Mitchell Johnson is placed right behind the bowler Peter Siddle. Photo Courtesy Fox Sports
Mitchell Johnson is placed right behind the bowler Peter Siddle. Photo Courtesy Fox Sports

Australian skipper Michael Clarke committed a school-boy error (literally) when he placed Mitchell Johnson straight behind the bowler’s run-up against Pakistan. This is a field position usually unacceptable in some forms of, er, cricket. Abhijit Banare explains whether Clarke was wrong in doing so.

Michael Clarke, during the first day of the second Test against Pakistan committed a horrible mistake which seems to have been missed by the umpires and was not penalised. Of course, Clarke admitted after stumps that he tried everything he could have as Younis Khan and Azhar Ali grinded it out.

Even former Australian captain Allan Border was unhappy with Clarke’s tactics. “Where he (Johnson) is there (behind the bowler’s arm), I don’t think it’s in the spirit of the game. That’s the way I’d see that. When he moves to the mid-on side of straight, I’m a bit more relaxed about that. When he’s right behind the bowler’s arm, I don’t know.” Border said to Fox Sports.

Image with Mark 2

Hang on: was there really an issue? Was it legal for Clarke to keep such a field? Of course, that depends on what kind of cricket you have grown up playing. If you have grown up playing gully cricket in India (backyard/garden cricket as it is called in other parts of the world), it’s quite likely that the ‘terms and conditions’ of playing can differ as widely as that of Indian insurance policies.

One of the unwritten (but accepted and common) rules in gully cricket is not allowing any fielder to stand behind the bowler (as shown in the image above). Let alone being no-balled, batsmen usually refused to bat under such circumstances. Why? That would perhaps be a different research. But if you really believe that such a rule is true as per Laws of Cricket then you surely need to read the following.

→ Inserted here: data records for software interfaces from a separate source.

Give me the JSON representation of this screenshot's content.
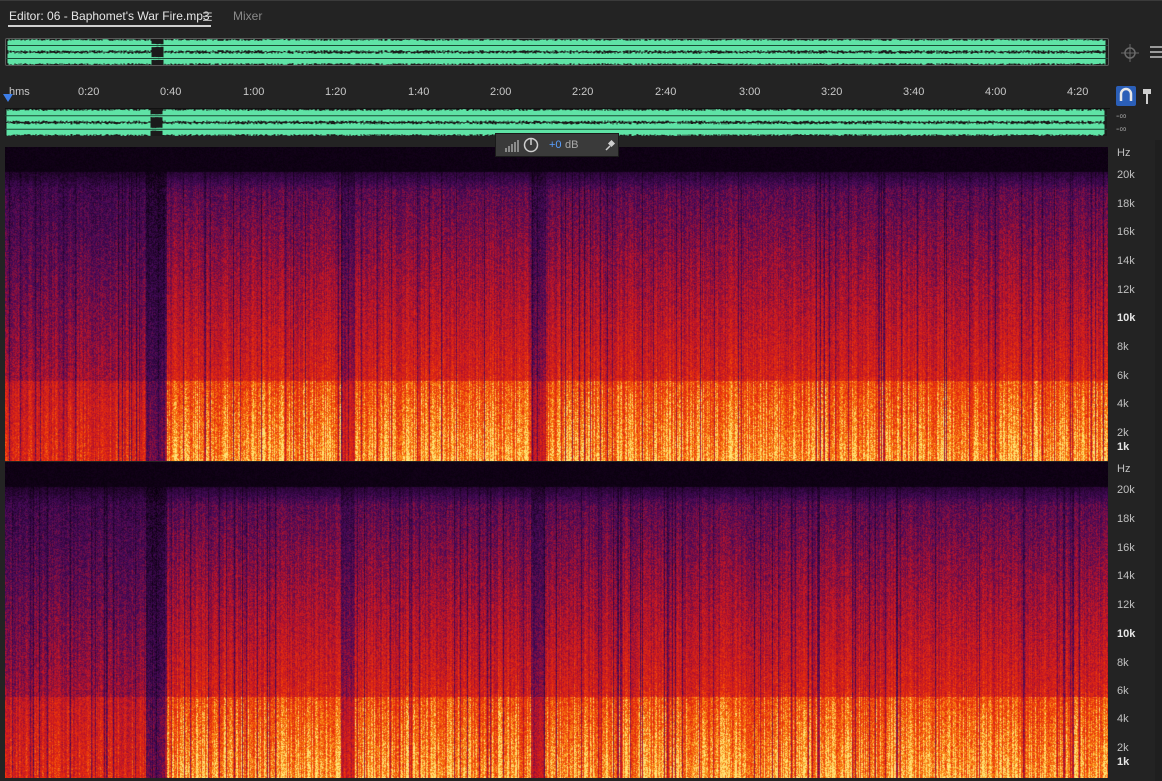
{
  "tabs": {
    "editor_label": "Editor: 06 - Baphomet's War Fire.mp3",
    "mixer_label": "Mixer",
    "menu_icon": "hamburger-icon"
  },
  "ruler": {
    "unit": "hms",
    "ticks": [
      "0:20",
      "0:40",
      "1:00",
      "1:20",
      "1:40",
      "2:00",
      "2:20",
      "2:40",
      "3:00",
      "3:20",
      "3:40",
      "4:00",
      "4:20"
    ]
  },
  "levels": {
    "ch1": "-∞",
    "ch2": "-∞"
  },
  "hud": {
    "gain": "+0",
    "unit": "dB"
  },
  "frequency_axis": {
    "unit": "Hz",
    "labels": [
      "20k",
      "18k",
      "16k",
      "14k",
      "12k",
      "10k",
      "8k",
      "6k",
      "4k",
      "2k",
      "1k"
    ]
  },
  "colors": {
    "waveform": "#5fe3a6",
    "accent": "#3d7ee8",
    "hud_gain": "#5aa0ff"
  }
}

As far as the Laws of Cricket are concerned there are no such restrictions on placement of fielders. The only restriction regarding field placement is the leg-side field which was brought in after the physical threat the batsmen encountered during the Bodyline Series.

This is what Law 41 states:

At the instant of the bowler’s delivery there shall not be more than two fielders, other than the wicket-keeper, behind the popping crease on the on-side. A fielder will be considered to be behind the popping crease unless the whole of his person whether grounded or in the air is in front of this line.

In the event of infringement of this Law by any fielder, the striker’s end umpire shall call and signal No ball. (See image below)

The Bodyline saw this field placement with fielders circling the leg-side behind the wicket and the short balls hurled at the batsmen. Photo Courtesy Wikimedia Commons
The Bodyline saw this field placement with fielders circling the leg-side behind the wicket and the short balls hurled at the batsmen. Photo Courtesy Wikimedia Commons

So it’s perfectly legal to keep the fielder anywhere except the above rule! Of course there are a few more bizarre gully cricket rules which have created misconceptions among those following the game.

We will present some of those situations in another piece as part of our CricketCountry, Mythbusters series. Catch more of such ‘Mythbusters’ stories here

(Abhijit Banare is a reporter at CricketCountry. He is an avid quizzer and loves to analyse and dig out interesting facts which allows him to learn something new every day. Apart from cricket he also likes to keep a sharp eye on Indian politics, and can be followed on @AbhijitVirgo)